> [YOUR GOAL]
Please copy each line of the listing below precisely, excluding the images.
RECORDS FOR THIS EXERCISE Start Marker
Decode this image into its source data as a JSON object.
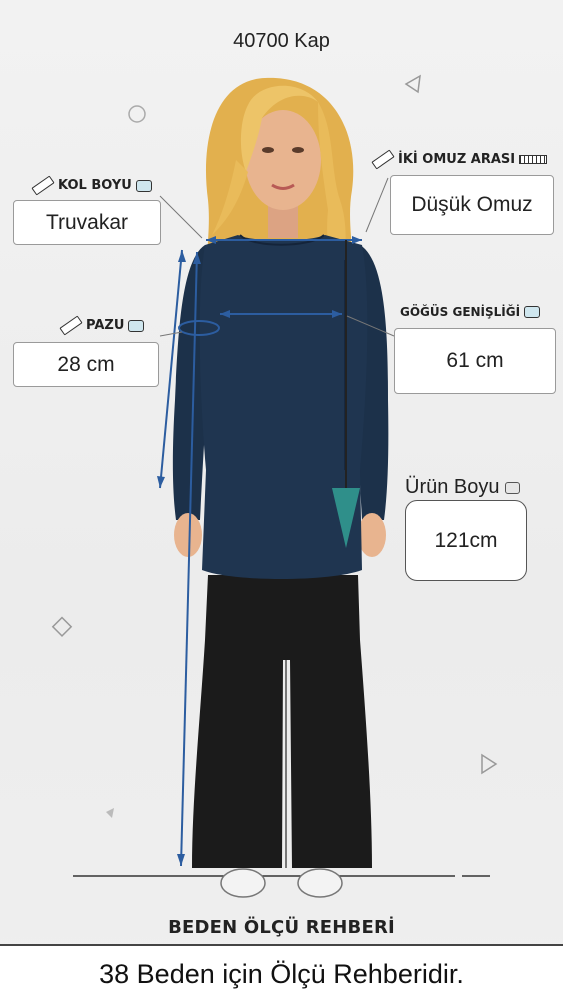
{
  "product_code": "40700 Kap",
  "labels": {
    "kol_boyu": "KOL BOYU",
    "iki_omuz": "İKİ OMUZ ARASI",
    "pazu": "PAZU",
    "gogus": "GÖĞÜS GENİŞLİĞİ",
    "urun_boyu": "Ürün Boyu"
  },
  "values": {
    "kol_boyu": "Truvakar",
    "iki_omuz": "Düşük Omuz",
    "pazu": "28 cm",
    "gogus": "61 cm",
    "urun_boyu": "121cm"
  },
  "footer_title": "BEDEN ÖLÇÜ REHBERİ",
  "caption": "38 Beden için Ölçü Rehberidir.",
  "colors": {
    "tunic": "#1f3550",
    "pants": "#1b1b1b",
    "hair": "#e2b04e",
    "skin": "#e8b48f",
    "arrow": "#2c5da0",
    "accent_arrow": "#2f8f8a"
  },
  "icons": [
    "ruler-icon",
    "measuring-tape-icon"
  ]
}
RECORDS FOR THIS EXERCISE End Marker
> [RESPONSE BELOW]
Decode this image into its source data as a JSON object.
{
  "product_code": "40700 Kap",
  "labels": {
    "kol_boyu": "KOL BOYU",
    "iki_omuz": "İKİ OMUZ ARASI",
    "pazu": "PAZU",
    "gogus": "GÖĞÜS GENİŞLİĞİ",
    "urun_boyu": "Ürün Boyu"
  },
  "values": {
    "kol_boyu": "Truvakar",
    "iki_omuz": "Düşük Omuz",
    "pazu": "28 cm",
    "gogus": "61 cm",
    "urun_boyu": "121cm"
  },
  "footer_title": "BEDEN ÖLÇÜ REHBERİ",
  "caption": "38 Beden için Ölçü Rehberidir.",
  "colors": {
    "tunic": "#1f3550",
    "pants": "#1b1b1b",
    "hair": "#e2b04e",
    "skin": "#e8b48f",
    "arrow": "#2c5da0",
    "accent_arrow": "#2f8f8a"
  },
  "icons": [
    "ruler-icon",
    "measuring-tape-icon"
  ]
}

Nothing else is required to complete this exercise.